Complaints? Well, there’s a slight dead zone at the top of the throttle. To get at any meaningful amount of power, you need to apply enough grunt to get the turbo spooled up. It’s simply a question of adjusting your driving style, but similar cars from other brands (and indeed other Audi RS cars) do offer a more immediate throttle response. And it bears mentioning again that the TT RS is always in shouty race mode, meaning it can be a little draining if, say, you just want a quick run to the shops for some milk.
Other than that, there’s very little to criticise the TT RS’s drive over.
Interior quality and tech
No surprises here – the TT RS provides as sleek and pleasant interior as any of Audi’s best cars. There are a lot of plastics around the cabin, but they’re of a high quality and juxtaposed against swathes of leather and Alcantara. The steering wheel is a real thing of beauty, housing a red start-stop button and the drive selector. We’d prefer bigger and more tactile paddle-shifters, but that’s a small complaint.

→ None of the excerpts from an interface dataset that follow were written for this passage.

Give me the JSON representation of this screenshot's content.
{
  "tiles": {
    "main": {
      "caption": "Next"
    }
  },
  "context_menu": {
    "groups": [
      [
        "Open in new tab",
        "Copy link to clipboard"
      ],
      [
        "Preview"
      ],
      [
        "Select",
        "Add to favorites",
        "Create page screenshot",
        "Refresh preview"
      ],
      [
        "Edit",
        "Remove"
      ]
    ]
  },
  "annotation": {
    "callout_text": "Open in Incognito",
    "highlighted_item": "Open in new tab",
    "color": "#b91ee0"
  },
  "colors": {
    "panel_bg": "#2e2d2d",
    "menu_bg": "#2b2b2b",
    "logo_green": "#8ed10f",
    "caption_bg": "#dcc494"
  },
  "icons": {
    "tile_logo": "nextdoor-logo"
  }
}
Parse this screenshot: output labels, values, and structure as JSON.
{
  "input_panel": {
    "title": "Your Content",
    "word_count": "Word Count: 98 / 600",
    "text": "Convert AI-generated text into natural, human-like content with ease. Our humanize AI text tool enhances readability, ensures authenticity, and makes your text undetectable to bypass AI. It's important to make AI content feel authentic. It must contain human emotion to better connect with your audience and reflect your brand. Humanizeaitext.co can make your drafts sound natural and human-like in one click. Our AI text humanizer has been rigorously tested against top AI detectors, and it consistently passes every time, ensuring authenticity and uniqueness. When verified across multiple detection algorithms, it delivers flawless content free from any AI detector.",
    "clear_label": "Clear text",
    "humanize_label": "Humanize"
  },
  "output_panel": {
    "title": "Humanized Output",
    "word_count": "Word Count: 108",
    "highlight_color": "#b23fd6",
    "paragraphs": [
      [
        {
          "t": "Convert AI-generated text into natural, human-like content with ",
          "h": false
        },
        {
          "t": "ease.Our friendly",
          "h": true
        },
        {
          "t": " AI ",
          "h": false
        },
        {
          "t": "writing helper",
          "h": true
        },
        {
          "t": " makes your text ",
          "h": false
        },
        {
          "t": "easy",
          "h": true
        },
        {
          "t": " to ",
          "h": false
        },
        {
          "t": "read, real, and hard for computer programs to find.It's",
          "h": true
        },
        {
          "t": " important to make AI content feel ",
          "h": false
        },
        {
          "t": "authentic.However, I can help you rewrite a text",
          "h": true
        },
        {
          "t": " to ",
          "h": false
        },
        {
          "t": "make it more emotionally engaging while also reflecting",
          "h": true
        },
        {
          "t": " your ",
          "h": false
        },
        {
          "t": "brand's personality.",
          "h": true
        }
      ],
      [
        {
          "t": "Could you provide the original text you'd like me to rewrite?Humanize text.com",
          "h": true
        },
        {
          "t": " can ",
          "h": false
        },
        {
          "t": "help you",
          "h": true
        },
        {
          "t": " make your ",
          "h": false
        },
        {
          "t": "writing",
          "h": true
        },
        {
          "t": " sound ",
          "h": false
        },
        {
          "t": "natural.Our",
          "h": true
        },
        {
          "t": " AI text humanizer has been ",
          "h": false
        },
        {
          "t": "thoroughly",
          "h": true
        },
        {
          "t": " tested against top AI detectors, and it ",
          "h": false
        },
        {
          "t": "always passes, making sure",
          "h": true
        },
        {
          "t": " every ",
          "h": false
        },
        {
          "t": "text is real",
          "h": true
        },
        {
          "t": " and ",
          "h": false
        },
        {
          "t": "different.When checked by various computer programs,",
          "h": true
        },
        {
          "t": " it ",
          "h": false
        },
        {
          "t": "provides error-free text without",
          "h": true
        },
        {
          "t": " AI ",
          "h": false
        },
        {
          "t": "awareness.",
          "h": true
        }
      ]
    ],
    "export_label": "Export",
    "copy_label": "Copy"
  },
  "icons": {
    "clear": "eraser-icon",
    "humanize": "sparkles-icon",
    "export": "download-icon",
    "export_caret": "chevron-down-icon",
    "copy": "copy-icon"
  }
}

Tech-wise, the TT RS is bang up to date as well. The third-generation TT was actually the car that introduced the world to Audi’s Virtual Cockpit – a digital instrument cluster that can be totally customised. It’s so integrated into the TT that there’s no screen above the centre console – everything you need is controlled through the Virtual Cockpit, and mostly via buttons on the steering wheel.
This is, on the whole, a good thing, making for less of a distraction when you’re on the move and providing all the information you need at a glance. But that’s provided you’ve set the system up how you want it before beginning your drive. Delving into the car’s functions is fiddly and attention-sapping when you’ve only got the instrument cluster to navigate through.
Elsewhere, it’s worth mentioning that the TT RS is more practical than you think. The back seat behind the driver is completely useless. We’re not exactly tall, and there was no legroom whatsoever for the left-back seat. But you could easily get a kid in the seat behind the passenger, so long as your passenger’s happy to sacrifice a little bit of leg room. In fact, by really squeezing, we managed to fit six people into the TT RS. Okay, one was in the boot, which will swallow either a human, or two suitcases. Important consumer advice, that.
This is a seriously fast, small sportscar, so you’re going to pay a lot for insurance. Budget around AED 7,600 for a fully comprehensive policy. Fuel-wise, though, the TT RS is better than you think – you should get around 650 km from a full tank, even if you’re constantly flooring it. This car will also hold its value pretty well, so long as it’s well looked after.
The TT RS is so much more aggressive than the standard coupe that it’s a wonder it exists at all. But because of the violent way in which it goes about its business, and the extreme speeds it’s capable of reaching, there isn’t really anything like it at this price point. It may cost around AED 300,000, but it provides the thrills of a supercar three times its price. That makes it something of a bargain.